The Argument | The Refutation

The Argument Back to Top

Religious believers often claim that life is given meaning and a sense of fulfillment when they surrender themselves to God, and also that this life is more meaningful if there is an afterlife to look forward to. They argue that life is pointless without such beliefs, and ask why an atheist should bother at all if it is all just going to end anyway.

The Refutation Back to Top

Religious people often worry that life may be meaningless and imagine that it can only be redeemed by the promise of eternal happiness beyond the grave. They worry that atheists do not have this solace to fall back on. Atheists, on the other hand, tend to be quite sure that this life is precious and should be lived to the full.

The fact that some of the most high-achieving individuals in history - from Einstein to Freud to Marx to Orwell (see the list of Famous Atheists) - did not need a belief in God to live lives of great direction, purpose and significance should be evidence enough of this.
The theist can only find meaning by leaving this life for a transcendental world beyond the grave. The human world as he finds it is empty of ‘ultimate purpose’ and hence meaningless. Theism thus is an attempt to escape from the human condition; it is a pathetic deceit.
- Paul Kurtz (1988)

Belief in a creator-god does not automatically provide life with a meaning. If a person says that religion invests their life with purpose and meaning, then they are either admitting that they are content to have serving God as the meaning of their life (what Nietsche called “slave morality”), or they are assuming and trusting that God has some genuine worthwhile purpose for them but that they may not find that purpose out until some hypothetical after-life. To an atheist it is more important to find what makes this life precious and worth living, rather than hoping that the “next one” will be better.

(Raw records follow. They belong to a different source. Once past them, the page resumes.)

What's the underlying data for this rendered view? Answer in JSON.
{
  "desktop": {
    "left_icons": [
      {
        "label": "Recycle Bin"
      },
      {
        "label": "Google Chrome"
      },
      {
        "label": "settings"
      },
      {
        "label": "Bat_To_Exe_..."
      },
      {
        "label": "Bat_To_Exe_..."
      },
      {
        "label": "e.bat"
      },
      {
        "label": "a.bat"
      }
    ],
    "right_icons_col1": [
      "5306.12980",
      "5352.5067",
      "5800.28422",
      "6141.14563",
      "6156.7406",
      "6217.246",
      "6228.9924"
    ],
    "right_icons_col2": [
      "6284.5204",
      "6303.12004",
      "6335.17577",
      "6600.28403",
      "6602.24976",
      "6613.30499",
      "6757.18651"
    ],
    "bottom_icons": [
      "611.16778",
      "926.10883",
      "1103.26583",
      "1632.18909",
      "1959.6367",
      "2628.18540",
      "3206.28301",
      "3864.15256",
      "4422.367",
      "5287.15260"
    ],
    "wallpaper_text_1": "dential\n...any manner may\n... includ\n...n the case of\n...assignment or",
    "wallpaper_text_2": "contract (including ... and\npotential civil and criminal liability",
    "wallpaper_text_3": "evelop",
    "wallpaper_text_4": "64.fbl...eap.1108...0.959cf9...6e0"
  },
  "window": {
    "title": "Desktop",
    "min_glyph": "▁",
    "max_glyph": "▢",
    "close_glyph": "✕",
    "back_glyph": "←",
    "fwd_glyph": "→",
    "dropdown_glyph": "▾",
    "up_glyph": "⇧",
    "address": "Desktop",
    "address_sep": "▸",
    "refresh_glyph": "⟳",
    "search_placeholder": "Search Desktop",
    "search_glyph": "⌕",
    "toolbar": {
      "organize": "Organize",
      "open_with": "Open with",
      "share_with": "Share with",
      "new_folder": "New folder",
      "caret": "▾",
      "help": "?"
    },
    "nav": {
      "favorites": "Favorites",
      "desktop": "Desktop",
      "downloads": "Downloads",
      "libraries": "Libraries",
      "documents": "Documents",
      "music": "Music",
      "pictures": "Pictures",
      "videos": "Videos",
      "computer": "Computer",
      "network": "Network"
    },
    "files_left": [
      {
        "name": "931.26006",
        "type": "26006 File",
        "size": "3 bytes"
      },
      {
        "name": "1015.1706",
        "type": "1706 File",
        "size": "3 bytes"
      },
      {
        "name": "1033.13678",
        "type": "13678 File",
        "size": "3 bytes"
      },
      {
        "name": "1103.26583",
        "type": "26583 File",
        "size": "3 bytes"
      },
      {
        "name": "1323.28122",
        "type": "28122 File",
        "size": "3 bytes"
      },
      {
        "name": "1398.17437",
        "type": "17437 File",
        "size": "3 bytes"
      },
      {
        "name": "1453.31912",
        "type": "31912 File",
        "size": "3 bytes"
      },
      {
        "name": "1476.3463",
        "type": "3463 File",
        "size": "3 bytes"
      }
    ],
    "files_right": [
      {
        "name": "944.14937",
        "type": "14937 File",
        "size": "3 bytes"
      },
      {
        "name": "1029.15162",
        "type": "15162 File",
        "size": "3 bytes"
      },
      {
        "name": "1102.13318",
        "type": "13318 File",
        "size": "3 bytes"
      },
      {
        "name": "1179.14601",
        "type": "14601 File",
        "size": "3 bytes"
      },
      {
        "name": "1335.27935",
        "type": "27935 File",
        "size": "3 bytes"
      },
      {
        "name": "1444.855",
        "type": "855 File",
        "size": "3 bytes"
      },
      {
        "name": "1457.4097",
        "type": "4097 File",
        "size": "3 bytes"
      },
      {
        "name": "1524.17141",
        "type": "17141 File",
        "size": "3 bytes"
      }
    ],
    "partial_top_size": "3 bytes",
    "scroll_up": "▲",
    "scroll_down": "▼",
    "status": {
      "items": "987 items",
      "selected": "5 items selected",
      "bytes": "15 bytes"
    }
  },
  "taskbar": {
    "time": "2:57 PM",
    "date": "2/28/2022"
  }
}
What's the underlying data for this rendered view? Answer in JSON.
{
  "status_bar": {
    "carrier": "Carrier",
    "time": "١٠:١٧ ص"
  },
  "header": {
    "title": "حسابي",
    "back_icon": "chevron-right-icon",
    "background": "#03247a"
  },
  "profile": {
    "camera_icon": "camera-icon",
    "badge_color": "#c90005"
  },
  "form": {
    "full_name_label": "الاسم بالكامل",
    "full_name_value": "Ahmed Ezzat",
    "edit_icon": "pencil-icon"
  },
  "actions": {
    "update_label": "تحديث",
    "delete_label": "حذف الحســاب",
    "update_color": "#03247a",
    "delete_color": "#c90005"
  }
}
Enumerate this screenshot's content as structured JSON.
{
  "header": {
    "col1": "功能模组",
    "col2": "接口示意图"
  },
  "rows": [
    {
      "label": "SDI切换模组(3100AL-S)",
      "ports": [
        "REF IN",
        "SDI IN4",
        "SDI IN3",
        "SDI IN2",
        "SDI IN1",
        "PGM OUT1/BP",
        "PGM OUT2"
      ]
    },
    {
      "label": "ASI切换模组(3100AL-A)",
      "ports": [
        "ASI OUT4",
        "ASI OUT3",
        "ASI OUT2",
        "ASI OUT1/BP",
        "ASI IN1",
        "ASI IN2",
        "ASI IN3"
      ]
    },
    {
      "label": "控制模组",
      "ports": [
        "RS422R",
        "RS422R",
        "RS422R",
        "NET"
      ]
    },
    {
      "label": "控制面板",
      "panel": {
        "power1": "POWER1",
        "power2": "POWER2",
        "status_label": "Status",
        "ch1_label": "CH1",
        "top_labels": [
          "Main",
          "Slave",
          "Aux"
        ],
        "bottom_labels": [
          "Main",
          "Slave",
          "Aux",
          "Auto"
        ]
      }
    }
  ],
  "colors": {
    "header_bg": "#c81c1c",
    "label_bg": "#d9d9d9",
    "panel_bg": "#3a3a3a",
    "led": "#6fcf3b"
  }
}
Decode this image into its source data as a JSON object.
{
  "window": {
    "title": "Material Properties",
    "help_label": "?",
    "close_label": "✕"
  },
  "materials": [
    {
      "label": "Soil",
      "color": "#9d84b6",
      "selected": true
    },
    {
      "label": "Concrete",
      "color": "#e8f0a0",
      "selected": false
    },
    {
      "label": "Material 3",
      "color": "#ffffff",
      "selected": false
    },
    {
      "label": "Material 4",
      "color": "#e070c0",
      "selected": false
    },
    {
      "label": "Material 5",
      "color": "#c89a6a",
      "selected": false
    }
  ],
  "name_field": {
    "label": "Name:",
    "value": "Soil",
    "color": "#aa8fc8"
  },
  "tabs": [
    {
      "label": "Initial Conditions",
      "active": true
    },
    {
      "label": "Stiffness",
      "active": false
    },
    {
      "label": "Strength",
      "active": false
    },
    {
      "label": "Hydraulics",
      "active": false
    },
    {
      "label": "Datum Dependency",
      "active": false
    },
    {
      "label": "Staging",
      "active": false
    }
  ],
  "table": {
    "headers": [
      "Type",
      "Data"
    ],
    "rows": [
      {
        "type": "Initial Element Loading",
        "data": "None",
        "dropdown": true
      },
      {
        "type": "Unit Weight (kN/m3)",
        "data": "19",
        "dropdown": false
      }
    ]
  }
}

There is no reason to believe that life needs to be eternal in order to be meaningful. Indeed, there is evidence that quite the opposite in the case: for example, a film, a perfomance, a novel or a sporting event without end would completely lose any meaning. In the same way, we can question what would be the point of doing anything at all if we had an eternity to live, with nothing to bring it into focus and give it some urgency and poignancy.

From a purely biological perspective, the purpose of life appears to be survival and reproduction. However, most people, atheist or otherwise, would probably agree that the purpose and meaning of life needs to be more than just this, and also more than the short-term achievement of goals or the pursuit of transitory pleasure. However, what does constitute satisfaction or contentment can vary considerably from person to person. For some, a hedonistic life does provide ongoing (and not just transitory) pleasure. For others, a quiet, slow labour of love can provide deep and long-lasting satisfaction.

Having said all that, many atheists think that the question “what is the meaning of life?” is just as silly as asking “what is the meaning of a cup of coffee”, and do not believe that life has any meaning or purpose, nor that it requires one: it simply is. The Scopes Monkey Trial lawyer Clarence Darrow once said: “The purpose of life is living. Men and women should get the most they can out of their lives.”

Back to Top of Page | Home | Search | Contact
What is Atheism? | History of Atheism | Arguments | Atheism Quotes | Famous Atheists | References and Links
© 2011 Luke Mastin